|Posted on July 15, 2014 at 11:40 PM||comments (0)|
In The HIdden Psychology of Pain, i dedicate a chapter to problems relating to sleep as this is often a major side effect of chronic pain. There are many things which people can do to improve their quality of sleep, and these are detailed in the book.
But how important is it to get good sleep? Researchers in the UK have recently demonstrated the psycological harm which can accrue to people who are deprived of even one night of sleep. Subjects in the research study began to show psychological symptoms that were similar to schizophrenia after only 24 hours of sleep deprivation. As stated in my book, it appears that the psychological benefits of sleep arise from the stae of sleep which is associated with dreaming- the Rapid Eye Movement (REM) stage of sleep. Other research has demonstrated that when people are able to get all the stages of sleep other than REM sleep, they begin to suffer psychologically, even though that may have obtained enough non-REM sleep in order to still function.
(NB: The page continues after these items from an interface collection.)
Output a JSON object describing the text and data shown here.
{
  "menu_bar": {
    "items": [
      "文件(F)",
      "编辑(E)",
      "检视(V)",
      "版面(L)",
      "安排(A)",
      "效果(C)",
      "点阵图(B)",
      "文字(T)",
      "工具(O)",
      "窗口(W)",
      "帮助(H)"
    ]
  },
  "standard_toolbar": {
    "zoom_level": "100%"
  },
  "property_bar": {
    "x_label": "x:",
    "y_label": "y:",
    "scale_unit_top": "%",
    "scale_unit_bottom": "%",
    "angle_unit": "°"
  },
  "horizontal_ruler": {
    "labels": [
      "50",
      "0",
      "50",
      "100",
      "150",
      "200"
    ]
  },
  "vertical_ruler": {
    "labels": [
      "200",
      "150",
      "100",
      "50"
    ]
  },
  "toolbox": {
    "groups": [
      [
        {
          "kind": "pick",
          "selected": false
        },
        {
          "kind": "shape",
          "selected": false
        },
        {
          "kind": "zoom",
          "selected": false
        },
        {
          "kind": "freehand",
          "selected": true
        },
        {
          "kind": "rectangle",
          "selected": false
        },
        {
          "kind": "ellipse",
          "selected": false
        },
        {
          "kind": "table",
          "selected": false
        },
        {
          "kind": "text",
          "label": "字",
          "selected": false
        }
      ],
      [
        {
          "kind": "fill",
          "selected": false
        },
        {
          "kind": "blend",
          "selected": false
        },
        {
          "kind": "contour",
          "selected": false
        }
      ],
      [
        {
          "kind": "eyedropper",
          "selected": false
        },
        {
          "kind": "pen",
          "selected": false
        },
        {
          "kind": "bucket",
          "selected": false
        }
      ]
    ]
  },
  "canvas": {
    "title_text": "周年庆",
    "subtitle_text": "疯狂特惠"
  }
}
Our culture is essentially REM deprived. All substances which effect the central nervous system , eg. alcohol, cannabis, sleeping tablets, anti-depressant drugs, inhibit our brain's ability to engage in REM sleep. In terms of alcohol, a person need only have as little as two standard drinks to have their REM sleep heavily curtailed. On average, Australians consume around 15 standard drinks of alcohol per week, meaning that the average Australian is inhibiting his/her capacity for REM sleep. Around one in twenty Australians are on anti-depressant drugs, some of which inhibit 100% of REM sleep, with others inhibiting less amounts. As such, it appears that most people are simply not getting enough REM sleep, so important for psychological well-being, even though they may be sleeping 'enough' hours per night. When you consider the research (see link below), this is frightening. Not many of us will be so sleep deprived that we are propelled towards psychotic-type symptoms, but it appears that many, if not most of us are REM sleep deprived enough to be causing us psychological problems.
|Posted on July 10, 2014 at 6:25 AM||comments (0)|
Memory reconsolidation is a phenomenon of neuro-plasticity, or the ability of the brain to change itself. This capacity is good news for people who suffer from all sorts of psychological problems, as it creates the possibility of erasing the cognitive and emotional aspects of such problems while leaving the autobiographical memory intact. Coherence Therapy is an example of a psychotherapeutic approach which overtly and deliberately attempts memory reconsolidation, while many other approaches, such as EMDR, Gestalt psychotherapy, Hakomi, Emotion Focused Therapy to name a few, often result in transformative change which has occurred as a result of memory reconsolidation that has been triggered by the therapy. (See my artlcle: 'Inside EMDR', under the EMDR button on the home page for a more lengthy discussion).
In order for memory reconsoldiation to be launched, the target memory or experience needs to be reactivated. Then, a form of experience which stands in stark contradiction to the reactivated experience must be presented. It was only in 2004 that neuroscientists established that memory reconsolidation was a phenomenon which could occur in humans via behavioural means- until then, research had demonstrated its possibility via chemical means. The following research, conducted on mice, is exploring the possibility of memory reconsolidation of pain memories, and pain hypersensitivity which results from exposure to painful stimuli, via chemical means. Although the research is at an early stage, and working with non-human subjects, it does show the incremental nature of scientific endevours. It is quite possible that given a few more years of research, the research may be extended to humans; and then to behavioural/psychological means of addressing chronic pain via memory reconsolidation. In the meantime, Coherence Therapy regularly achieves excellent results with the psychological/emotional issues which often 'drive' chronic pain, resulting in resolution of pain. Perhaps the eventual goal of such neuroscience research is already with us?